Mutsumi Izeki


This study is concerned with how the Postclassic Mexica people developed their unique perspective of history and environment in a dynamic cultural context. By focusing on the process of conceptualization of the Nahuatl word ‘xihuitl’, the author analyzesthe way the Mexica expressed their cognition. Xihuitl covers a range of meanings: ‘turquoise’, ‘grass’, ‘solar year’, ‘comet’, ‘preciousness’, ‘blue-green’ and ‘fire’. The correlations of the meanings of xihuitl can be explained from a structural point of view. However, structural analysis does not reveal the dynamic experiential processes that produced such correlations in the minds of the Mexica. In order to account for this dynamic aspect of the concept, the author employs a theory drawn from cognitive science. This theory argues that the meanings and representations of a concept are metaphoric extensions that derive from the central sense of the concept. Applying this theory, the author examines the metaphoric extension of each xihuitl representation from the central sense.

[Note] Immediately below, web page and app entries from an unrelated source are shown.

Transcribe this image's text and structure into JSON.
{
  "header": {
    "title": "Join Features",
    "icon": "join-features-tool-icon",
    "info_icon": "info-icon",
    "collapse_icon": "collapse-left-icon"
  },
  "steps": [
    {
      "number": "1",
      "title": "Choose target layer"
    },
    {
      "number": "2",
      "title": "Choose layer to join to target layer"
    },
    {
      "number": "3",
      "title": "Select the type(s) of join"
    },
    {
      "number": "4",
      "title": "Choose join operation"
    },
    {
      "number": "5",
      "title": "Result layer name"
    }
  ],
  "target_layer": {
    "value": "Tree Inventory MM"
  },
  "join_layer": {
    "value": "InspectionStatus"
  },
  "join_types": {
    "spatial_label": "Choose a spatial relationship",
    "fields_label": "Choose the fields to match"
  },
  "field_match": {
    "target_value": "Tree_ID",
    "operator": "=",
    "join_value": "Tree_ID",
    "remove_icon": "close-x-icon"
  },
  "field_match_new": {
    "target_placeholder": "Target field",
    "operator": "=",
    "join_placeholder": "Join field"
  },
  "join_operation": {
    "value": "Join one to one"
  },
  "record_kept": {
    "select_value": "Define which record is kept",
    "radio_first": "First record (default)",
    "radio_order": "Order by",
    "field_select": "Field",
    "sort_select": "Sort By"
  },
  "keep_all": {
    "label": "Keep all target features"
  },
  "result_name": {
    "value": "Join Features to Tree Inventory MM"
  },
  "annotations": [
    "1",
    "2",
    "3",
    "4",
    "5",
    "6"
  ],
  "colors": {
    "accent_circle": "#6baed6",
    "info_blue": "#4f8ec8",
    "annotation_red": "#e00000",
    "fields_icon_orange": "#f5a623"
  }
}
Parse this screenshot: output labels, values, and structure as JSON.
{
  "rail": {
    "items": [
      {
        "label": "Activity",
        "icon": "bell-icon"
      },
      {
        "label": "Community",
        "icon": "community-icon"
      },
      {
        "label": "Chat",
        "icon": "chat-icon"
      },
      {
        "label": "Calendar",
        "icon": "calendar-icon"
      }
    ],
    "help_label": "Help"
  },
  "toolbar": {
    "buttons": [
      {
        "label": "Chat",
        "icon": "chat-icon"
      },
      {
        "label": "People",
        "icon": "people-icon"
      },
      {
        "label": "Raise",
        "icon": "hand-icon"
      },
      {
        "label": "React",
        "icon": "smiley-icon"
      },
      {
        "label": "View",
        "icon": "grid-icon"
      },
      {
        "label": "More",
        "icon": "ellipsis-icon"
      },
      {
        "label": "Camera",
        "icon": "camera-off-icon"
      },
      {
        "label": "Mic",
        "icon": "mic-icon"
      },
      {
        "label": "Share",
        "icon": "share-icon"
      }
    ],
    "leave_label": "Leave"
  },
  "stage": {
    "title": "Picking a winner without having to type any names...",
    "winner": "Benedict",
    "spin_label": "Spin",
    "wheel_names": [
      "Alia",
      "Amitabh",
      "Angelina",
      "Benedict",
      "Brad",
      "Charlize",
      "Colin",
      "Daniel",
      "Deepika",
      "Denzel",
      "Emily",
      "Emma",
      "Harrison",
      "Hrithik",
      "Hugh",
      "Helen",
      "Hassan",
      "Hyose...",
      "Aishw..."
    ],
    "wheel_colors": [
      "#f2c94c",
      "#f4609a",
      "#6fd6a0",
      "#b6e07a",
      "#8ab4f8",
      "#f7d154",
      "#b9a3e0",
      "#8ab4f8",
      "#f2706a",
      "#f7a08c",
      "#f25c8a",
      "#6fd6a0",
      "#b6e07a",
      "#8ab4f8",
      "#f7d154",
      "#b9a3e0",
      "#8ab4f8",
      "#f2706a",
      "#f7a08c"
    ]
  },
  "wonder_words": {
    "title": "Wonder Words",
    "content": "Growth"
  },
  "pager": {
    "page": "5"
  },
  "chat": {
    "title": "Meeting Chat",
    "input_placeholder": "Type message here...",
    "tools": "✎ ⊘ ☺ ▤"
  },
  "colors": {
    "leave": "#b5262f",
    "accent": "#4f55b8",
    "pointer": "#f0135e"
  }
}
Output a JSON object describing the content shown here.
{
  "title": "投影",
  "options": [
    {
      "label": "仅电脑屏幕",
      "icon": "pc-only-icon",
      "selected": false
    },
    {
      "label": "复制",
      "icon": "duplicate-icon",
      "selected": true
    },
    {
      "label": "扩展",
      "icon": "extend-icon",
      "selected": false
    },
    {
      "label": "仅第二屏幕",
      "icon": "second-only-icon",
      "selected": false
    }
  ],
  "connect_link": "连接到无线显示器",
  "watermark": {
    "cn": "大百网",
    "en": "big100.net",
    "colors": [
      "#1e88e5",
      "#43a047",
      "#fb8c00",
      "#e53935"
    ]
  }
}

The author also analyzes the four media of expression—linguistic, iconographic, material and ritual—in which representations of xihuitl occur. The representations of xihuitl in each medium embody a particular aspect of the concept. At the same time, the concept as a whole was affected by the Mexica conceptual system—the way the Mexica saw their world—rooted in the connections they believed existed between themselves and those who established earlier Central Mexican civilizations.